Phillip W. Magness

Historian – 19th century United States

Philanthropy and the Great Depression: what historical tax records tell us about charity

| May 19, 2017

As part of my ongoing investigation into early 20th century tax policy, I recently compiled a data series to track patterns in charitable giving during the 1920s and 1930s. As a result of tax code changes in 1917, the IRS began allowing federal income tax payers to deduct up to 15% of their taxable income […]

The Constitutional Havoc of the Income Tax Amendment

| July 17, 2014

Some days back I offered an interpretation of the motives and political economy behind the adoption of the 16th Amendment, noting at the time that it also caused extreme constitutional havoc by altering the relationship between the tariff system and the generation of federal tax revenue.

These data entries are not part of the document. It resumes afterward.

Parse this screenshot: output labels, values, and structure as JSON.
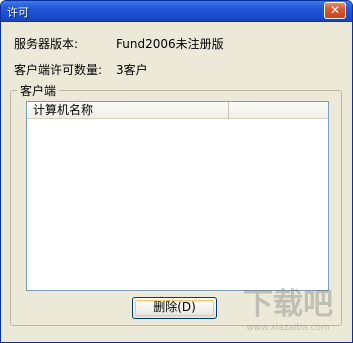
{
  "window": {
    "title": "许可",
    "close_label": "✕"
  },
  "info": {
    "server_version_label": "服务器版本:",
    "server_version_value": "Fund2006未注册版",
    "license_count_label": "客户端许可数量:",
    "license_count_value": "3客户"
  },
  "clients_group": {
    "caption": "客户端",
    "list": {
      "columns": [
        "计算机名称",
        ""
      ],
      "rows": []
    }
  },
  "buttons": {
    "delete_label": "删除(D)"
  },
  "watermark": {
    "text": "下载吧",
    "subtext": "www.xiazaiba.com"
  },
  "colors": {
    "titlebar": "#2458d8",
    "dialog_bg": "#ece9d8",
    "list_border": "#7f9db9",
    "button_border": "#003c74"
  }
}
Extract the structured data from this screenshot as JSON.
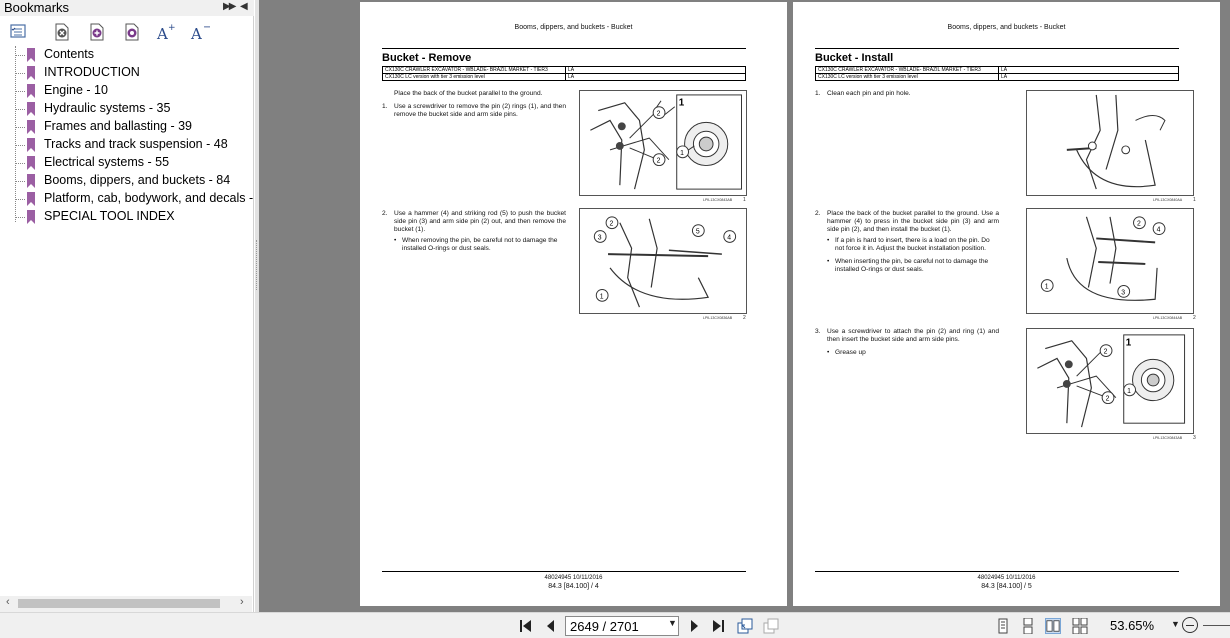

While it is¬†certainly¬†possible to read this as a statement […]

The 16th Amendment: It actually wasn’t about wealth redistribution

| April 15, 2014

In commiseration of tax day, it’s worth remembering that the 16th Amendment wrought unparalleled constitutional havoc by unchaining the taxing mechanisms of the federal government from the unwittingly adopted but more or less effective “capitations clause” of Article I, Section 9. While a tendency exists to think of this action as a hallmark of the […]